If true, this would mean Valley Meat Co. would be the first USDA-inspected horse slaughterhouse to commence operation since 2007 in the United States. For five years, there was a ban on slaughtering horses for human consumption in the U.S.
Rick De Los Santos, who owns Valley Meat Co. along with his wife, Sarah, told the New York Times that USDA sent him a letter saying his application is being processed in advance of a grant of federal inspection being issued. His attorney, Blair Dunn, says the plant actually passed inspection last year, but USDA needed more time to come up with testing for drug residues in horsemeat.
USDA isn’t yet commenting. The Obama Administration, which first went along with lifting the ban, now wants to exclude money for inspectors at horse slaughter plants from the 2014 budget. There’s also Congressional action going on that might or might not result in restoration of the ban.
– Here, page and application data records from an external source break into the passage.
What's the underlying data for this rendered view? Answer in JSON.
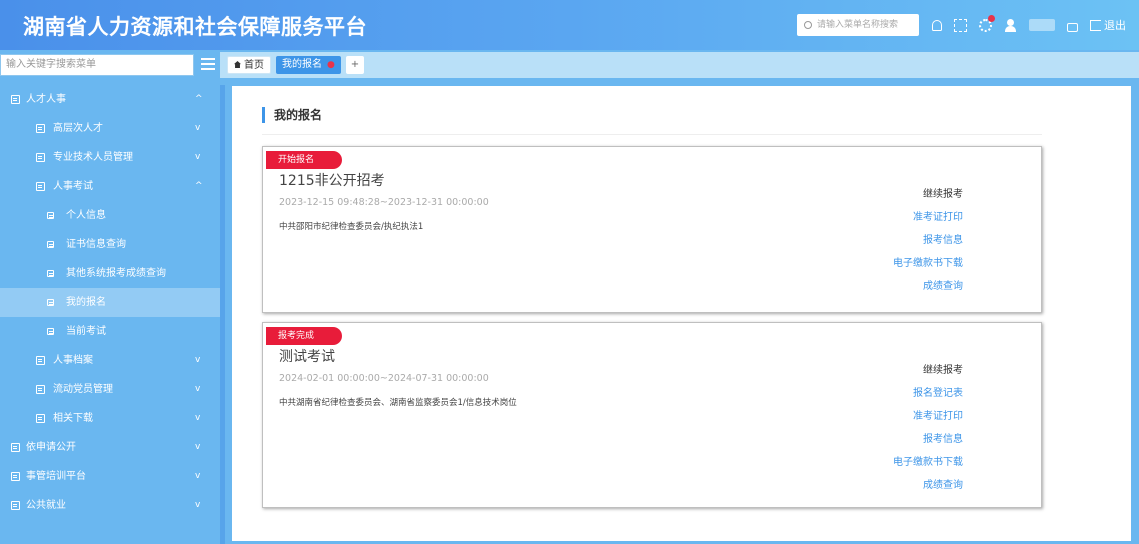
{
  "header": {
    "title": "湖南省人力资源和社会保障服务平台",
    "search_placeholder": "请输入菜单名称搜索",
    "logout_label": "退出"
  },
  "menu_search": {
    "placeholder": "输入关键字搜索菜单"
  },
  "tabs": {
    "home": "首页",
    "active": "我的报名",
    "add": "+"
  },
  "sidebar": {
    "items": [
      {
        "label": "人才人事",
        "chevron": "^"
      },
      {
        "label": "高层次人才",
        "chevron": "v"
      },
      {
        "label": "专业技术人员管理",
        "chevron": "v"
      },
      {
        "label": "人事考试",
        "chevron": "^"
      },
      {
        "label": "个人信息"
      },
      {
        "label": "证书信息查询"
      },
      {
        "label": "其他系统报考成绩查询"
      },
      {
        "label": "我的报名"
      },
      {
        "label": "当前考试"
      },
      {
        "label": "人事档案",
        "chevron": "v"
      },
      {
        "label": "流动党员管理",
        "chevron": "v"
      },
      {
        "label": "相关下载",
        "chevron": "v"
      },
      {
        "label": "依申请公开",
        "chevron": "v"
      },
      {
        "label": "事管培训平台",
        "chevron": "v"
      },
      {
        "label": "公共就业",
        "chevron": "v"
      }
    ]
  },
  "main": {
    "title": "我的报名",
    "cards": [
      {
        "badge": "开始报名",
        "name": "1215非公开招考",
        "time": "2023-12-15 09:48:28~2023-12-31 00:00:00",
        "org": "中共邵阳市纪律检查委员会/执纪执法1",
        "actions": [
          {
            "label": "继续报考",
            "style": "plain"
          },
          {
            "label": "准考证打印",
            "style": "link"
          },
          {
            "label": "报考信息",
            "style": "link"
          },
          {
            "label": "电子缴款书下载",
            "style": "link"
          },
          {
            "label": "成绩查询",
            "style": "link"
          }
        ]
      },
      {
        "badge": "报考完成",
        "name": "测试考试",
        "time": "2024-02-01 00:00:00~2024-07-31 00:00:00",
        "org": "中共湖南省纪律检查委员会、湖南省监察委员会1/信息技术岗位",
        "actions": [
          {
            "label": "继续报考",
            "style": "plain"
          },
          {
            "label": "报名登记表",
            "style": "link"
          },
          {
            "label": "准考证打印",
            "style": "link"
          },
          {
            "label": "报考信息",
            "style": "link"
          },
          {
            "label": "电子缴款书下载",
            "style": "link"
          },
          {
            "label": "成绩查询",
            "style": "link"
          }
        ]
      }
    ]
  },
  "colors": {
    "accent": "#3d95e8",
    "badge": "#e81c3a",
    "sidebar": "#6ab7f0"
  }
}
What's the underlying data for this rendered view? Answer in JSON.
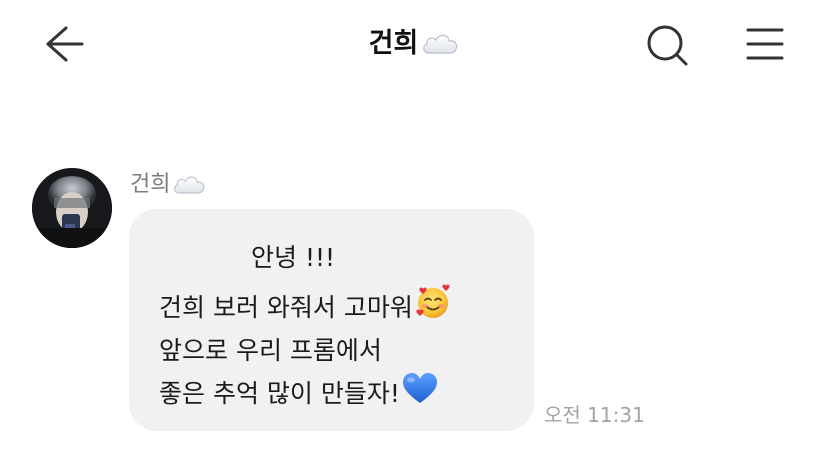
{
  "header": {
    "title": "건희",
    "title_icon": "cloud-icon",
    "back_icon": "back-arrow-icon",
    "search_icon": "search-icon",
    "menu_icon": "menu-icon"
  },
  "message": {
    "sender_name": "건희",
    "sender_icon": "cloud-icon",
    "lines": [
      "안녕 !!!",
      "건희 보러 와줘서 고마워",
      "앞으로 우리 프롬에서",
      "좋은 추억 많이 만들자!"
    ],
    "line_emojis": [
      "",
      "smiling-face-with-hearts-icon",
      "",
      "blue-heart-icon"
    ],
    "time": "오전 11:31"
  },
  "colors": {
    "bubble": "#f1f1f4",
    "timestamp": "#a3a3a3",
    "sender": "#7c7c7c",
    "heart_blue": "#2f7be5"
  }
}
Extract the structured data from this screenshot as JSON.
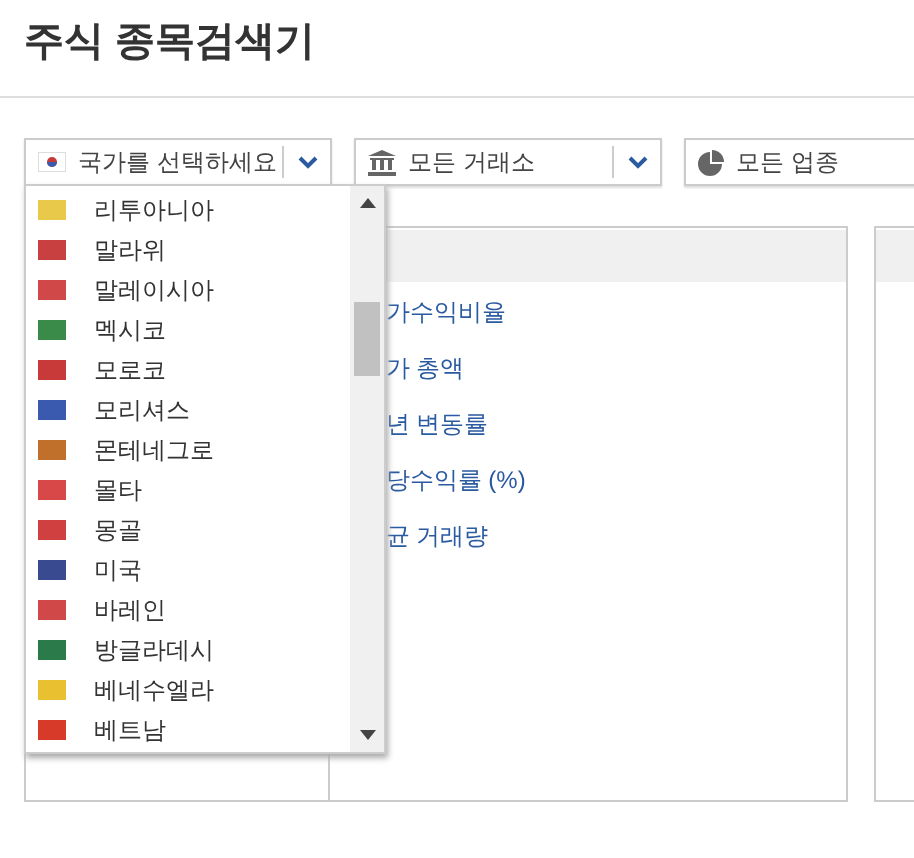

When it did exist, the ban was achieved through some rather arcane budget maneuvers. It requires that riders or amendments be placed in USDA’s budget to defund equine inspections. Otherwise, USDA is required by law to inspect all meat.
After the ban was in place, the Government Accounting Office of Congress did a study that suggested horses were suffering more with the ban than without it.
Meanwhile, action on horse slaughter, for and against, is heating up throughout the country. Oklahoma lifted a 50-year state ban on horse slaughter, making way for a possible export operation at some point in the future.
Texas and Illinois, former locations for horse slaughter, have imposed laws to prevent its resumption. More recently, California and New Jersey have adopted state bans, and New York has a ban bill pending.
In New Mexico, tension is building, prompting Chaves County Sheriff James R. “Rob” Coon to plan with other agencies for any protests or “trouble” that might result from Valley Meat Co. commencing horse slaughter.© Food Safety News